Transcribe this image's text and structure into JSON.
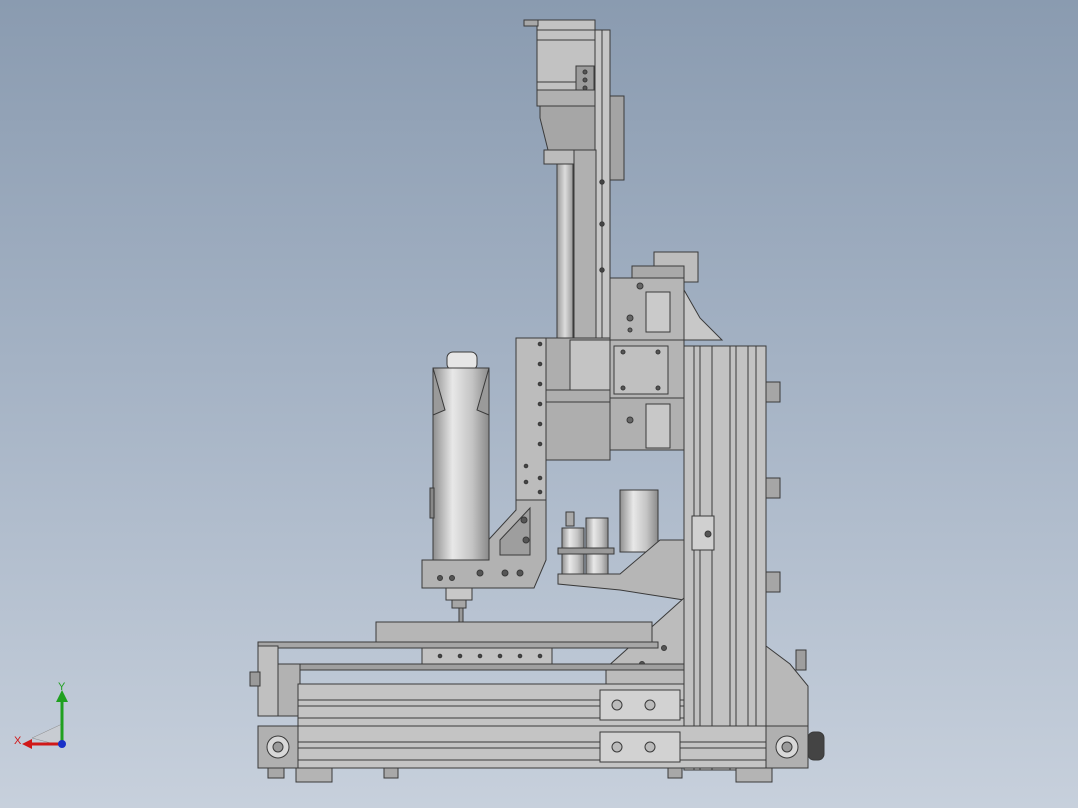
{
  "viewport": {
    "background_top": "#8a9bb0",
    "background_bottom": "#c7d0dc"
  },
  "triad": {
    "x_label": "X",
    "y_label": "Y",
    "x_color": "#d01818",
    "y_color": "#20a020",
    "z_color": "#1830c8"
  },
  "model": {
    "metal_light": "#d4d4d4",
    "metal_mid": "#b4b4b4",
    "metal_dark": "#8a8a8a",
    "line_color": "#3a3a3a"
  }
}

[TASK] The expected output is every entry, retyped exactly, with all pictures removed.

[TASK RESULT]
Transcribe this image's text and structure into JSON.
{
  "viewport": {
    "background_top": "#8a9bb0",
    "background_bottom": "#c7d0dc"
  },
  "triad": {
    "x_label": "X",
    "y_label": "Y",
    "x_color": "#d01818",
    "y_color": "#20a020",
    "z_color": "#1830c8"
  },
  "model": {
    "metal_light": "#d4d4d4",
    "metal_mid": "#b4b4b4",
    "metal_dark": "#8a8a8a",
    "line_color": "#3a3a3a"
  }
}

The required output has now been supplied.